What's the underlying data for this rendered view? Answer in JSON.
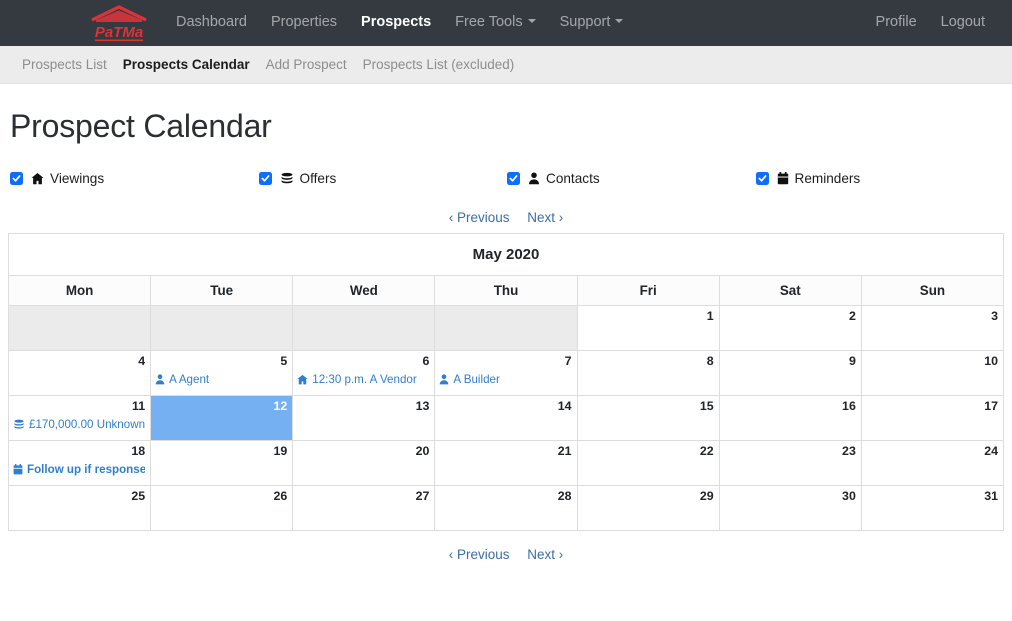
{
  "navbar": {
    "brand": {
      "name": "patma-logo",
      "text": "PaTMa",
      "color": "#d9343c"
    },
    "links": [
      {
        "label": "Dashboard",
        "active": false,
        "caret": false
      },
      {
        "label": "Properties",
        "active": false,
        "caret": false
      },
      {
        "label": "Prospects",
        "active": true,
        "caret": false
      },
      {
        "label": "Free Tools",
        "active": false,
        "caret": true
      },
      {
        "label": "Support",
        "active": false,
        "caret": true
      }
    ],
    "right_links": [
      {
        "label": "Profile"
      },
      {
        "label": "Logout"
      }
    ]
  },
  "subnav": {
    "items": [
      {
        "label": "Prospects List",
        "active": false
      },
      {
        "label": "Prospects Calendar",
        "active": true
      },
      {
        "label": "Add Prospect",
        "active": false
      },
      {
        "label": "Prospects List (excluded)",
        "active": false
      }
    ]
  },
  "page": {
    "title": "Prospect Calendar"
  },
  "filters": [
    {
      "label": "Viewings",
      "icon": "house-icon",
      "checked": true
    },
    {
      "label": "Offers",
      "icon": "coins-icon",
      "checked": true
    },
    {
      "label": "Contacts",
      "icon": "person-icon",
      "checked": true
    },
    {
      "label": "Reminders",
      "icon": "calendar-icon",
      "checked": true
    }
  ],
  "calendar_nav": {
    "previous": "‹ Previous",
    "next": "Next ›"
  },
  "calendar": {
    "title": "May 2020",
    "weekdays": [
      "Mon",
      "Tue",
      "Wed",
      "Thu",
      "Fri",
      "Sat",
      "Sun"
    ],
    "today": 12,
    "weeks": [
      [
        {
          "day": "",
          "blank": true,
          "events": []
        },
        {
          "day": "",
          "blank": true,
          "events": []
        },
        {
          "day": "",
          "blank": true,
          "events": []
        },
        {
          "day": "",
          "blank": true,
          "events": []
        },
        {
          "day": "1",
          "blank": false,
          "events": []
        },
        {
          "day": "2",
          "blank": false,
          "events": []
        },
        {
          "day": "3",
          "blank": false,
          "events": []
        }
      ],
      [
        {
          "day": "4",
          "blank": false,
          "events": []
        },
        {
          "day": "5",
          "blank": false,
          "events": [
            {
              "icon": "person-icon",
              "text": "A Agent",
              "type": "contact"
            }
          ]
        },
        {
          "day": "6",
          "blank": false,
          "events": [
            {
              "icon": "house-icon",
              "text": "12:30 p.m. A Vendor",
              "type": "viewing"
            }
          ]
        },
        {
          "day": "7",
          "blank": false,
          "events": [
            {
              "icon": "person-icon",
              "text": "A Builder",
              "type": "contact"
            }
          ]
        },
        {
          "day": "8",
          "blank": false,
          "events": []
        },
        {
          "day": "9",
          "blank": false,
          "events": []
        },
        {
          "day": "10",
          "blank": false,
          "events": []
        }
      ],
      [
        {
          "day": "11",
          "blank": false,
          "events": [
            {
              "icon": "coins-icon",
              "text": "£170,000.00 Unknown",
              "type": "offer"
            }
          ]
        },
        {
          "day": "12",
          "blank": false,
          "today": true,
          "events": []
        },
        {
          "day": "13",
          "blank": false,
          "events": []
        },
        {
          "day": "14",
          "blank": false,
          "events": []
        },
        {
          "day": "15",
          "blank": false,
          "events": []
        },
        {
          "day": "16",
          "blank": false,
          "events": []
        },
        {
          "day": "17",
          "blank": false,
          "events": []
        }
      ],
      [
        {
          "day": "18",
          "blank": false,
          "events": [
            {
              "icon": "calendar-icon",
              "text": "Follow up if response not rece",
              "type": "reminder"
            }
          ]
        },
        {
          "day": "19",
          "blank": false,
          "events": []
        },
        {
          "day": "20",
          "blank": false,
          "events": []
        },
        {
          "day": "21",
          "blank": false,
          "events": []
        },
        {
          "day": "22",
          "blank": false,
          "events": []
        },
        {
          "day": "23",
          "blank": false,
          "events": []
        },
        {
          "day": "24",
          "blank": false,
          "events": []
        }
      ],
      [
        {
          "day": "25",
          "blank": false,
          "events": []
        },
        {
          "day": "26",
          "blank": false,
          "events": []
        },
        {
          "day": "27",
          "blank": false,
          "events": []
        },
        {
          "day": "28",
          "blank": false,
          "events": []
        },
        {
          "day": "29",
          "blank": false,
          "events": []
        },
        {
          "day": "30",
          "blank": false,
          "events": []
        },
        {
          "day": "31",
          "blank": false,
          "events": []
        }
      ]
    ]
  },
  "colors": {
    "navbar_bg": "#343a40",
    "subnav_bg": "#ececec",
    "accent_blue": "#0d6efd",
    "link_blue": "#2f7fd1",
    "today_bg": "#74b0f2",
    "brand_red": "#d9343c",
    "blank_cell_bg": "#ebebeb"
  }
}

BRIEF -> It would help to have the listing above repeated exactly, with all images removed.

TASK SOLUTION ->
What's the underlying data for this rendered view? Answer in JSON.
{
  "navbar": {
    "brand": {
      "name": "patma-logo",
      "text": "PaTMa",
      "color": "#d9343c"
    },
    "links": [
      {
        "label": "Dashboard",
        "active": false,
        "caret": false
      },
      {
        "label": "Properties",
        "active": false,
        "caret": false
      },
      {
        "label": "Prospects",
        "active": true,
        "caret": false
      },
      {
        "label": "Free Tools",
        "active": false,
        "caret": true
      },
      {
        "label": "Support",
        "active": false,
        "caret": true
      }
    ],
    "right_links": [
      {
        "label": "Profile"
      },
      {
        "label": "Logout"
      }
    ]
  },
  "subnav": {
    "items": [
      {
        "label": "Prospects List",
        "active": false
      },
      {
        "label": "Prospects Calendar",
        "active": true
      },
      {
        "label": "Add Prospect",
        "active": false
      },
      {
        "label": "Prospects List (excluded)",
        "active": false
      }
    ]
  },
  "page": {
    "title": "Prospect Calendar"
  },
  "filters": [
    {
      "label": "Viewings",
      "icon": "house-icon",
      "checked": true
    },
    {
      "label": "Offers",
      "icon": "coins-icon",
      "checked": true
    },
    {
      "label": "Contacts",
      "icon": "person-icon",
      "checked": true
    },
    {
      "label": "Reminders",
      "icon": "calendar-icon",
      "checked": true
    }
  ],
  "calendar_nav": {
    "previous": "‹ Previous",
    "next": "Next ›"
  },
  "calendar": {
    "title": "May 2020",
    "weekdays": [
      "Mon",
      "Tue",
      "Wed",
      "Thu",
      "Fri",
      "Sat",
      "Sun"
    ],
    "today": 12,
    "weeks": [
      [
        {
          "day": "",
          "blank": true,
          "events": []
        },
        {
          "day": "",
          "blank": true,
          "events": []
        },
        {
          "day": "",
          "blank": true,
          "events": []
        },
        {
          "day": "",
          "blank": true,
          "events": []
        },
        {
          "day": "1",
          "blank": false,
          "events": []
        },
        {
          "day": "2",
          "blank": false,
          "events": []
        },
        {
          "day": "3",
          "blank": false,
          "events": []
        }
      ],
      [
        {
          "day": "4",
          "blank": false,
          "events": []
        },
        {
          "day": "5",
          "blank": false,
          "events": [
            {
              "icon": "person-icon",
              "text": "A Agent",
              "type": "contact"
            }
          ]
        },
        {
          "day": "6",
          "blank": false,
          "events": [
            {
              "icon": "house-icon",
              "text": "12:30 p.m. A Vendor",
              "type": "viewing"
            }
          ]
        },
        {
          "day": "7",
          "blank": false,
          "events": [
            {
              "icon": "person-icon",
              "text": "A Builder",
              "type": "contact"
            }
          ]
        },
        {
          "day": "8",
          "blank": false,
          "events": []
        },
        {
          "day": "9",
          "blank": false,
          "events": []
        },
        {
          "day": "10",
          "blank": false,
          "events": []
        }
      ],
      [
        {
          "day": "11",
          "blank": false,
          "events": [
            {
              "icon": "coins-icon",
              "text": "£170,000.00 Unknown",
              "type": "offer"
            }
          ]
        },
        {
          "day": "12",
          "blank": false,
          "today": true,
          "events": []
        },
        {
          "day": "13",
          "blank": false,
          "events": []
        },
        {
          "day": "14",
          "blank": false,
          "events": []
        },
        {
          "day": "15",
          "blank": false,
          "events": []
        },
        {
          "day": "16",
          "blank": false,
          "events": []
        },
        {
          "day": "17",
          "blank": false,
          "events": []
        }
      ],
      [
        {
          "day": "18",
          "blank": false,
          "events": [
            {
              "icon": "calendar-icon",
              "text": "Follow up if response not rece",
              "type": "reminder"
            }
          ]
        },
        {
          "day": "19",
          "blank": false,
          "events": []
        },
        {
          "day": "20",
          "blank": false,
          "events": []
        },
        {
          "day": "21",
          "blank": false,
          "events": []
        },
        {
          "day": "22",
          "blank": false,
          "events": []
        },
        {
          "day": "23",
          "blank": false,
          "events": []
        },
        {
          "day": "24",
          "blank": false,
          "events": []
        }
      ],
      [
        {
          "day": "25",
          "blank": false,
          "events": []
        },
        {
          "day": "26",
          "blank": false,
          "events": []
        },
        {
          "day": "27",
          "blank": false,
          "events": []
        },
        {
          "day": "28",
          "blank": false,
          "events": []
        },
        {
          "day": "29",
          "blank": false,
          "events": []
        },
        {
          "day": "30",
          "blank": false,
          "events": []
        },
        {
          "day": "31",
          "blank": false,
          "events": []
        }
      ]
    ]
  },
  "colors": {
    "navbar_bg": "#343a40",
    "subnav_bg": "#ececec",
    "accent_blue": "#0d6efd",
    "link_blue": "#2f7fd1",
    "today_bg": "#74b0f2",
    "brand_red": "#d9343c",
    "blank_cell_bg": "#ebebeb"
  }
}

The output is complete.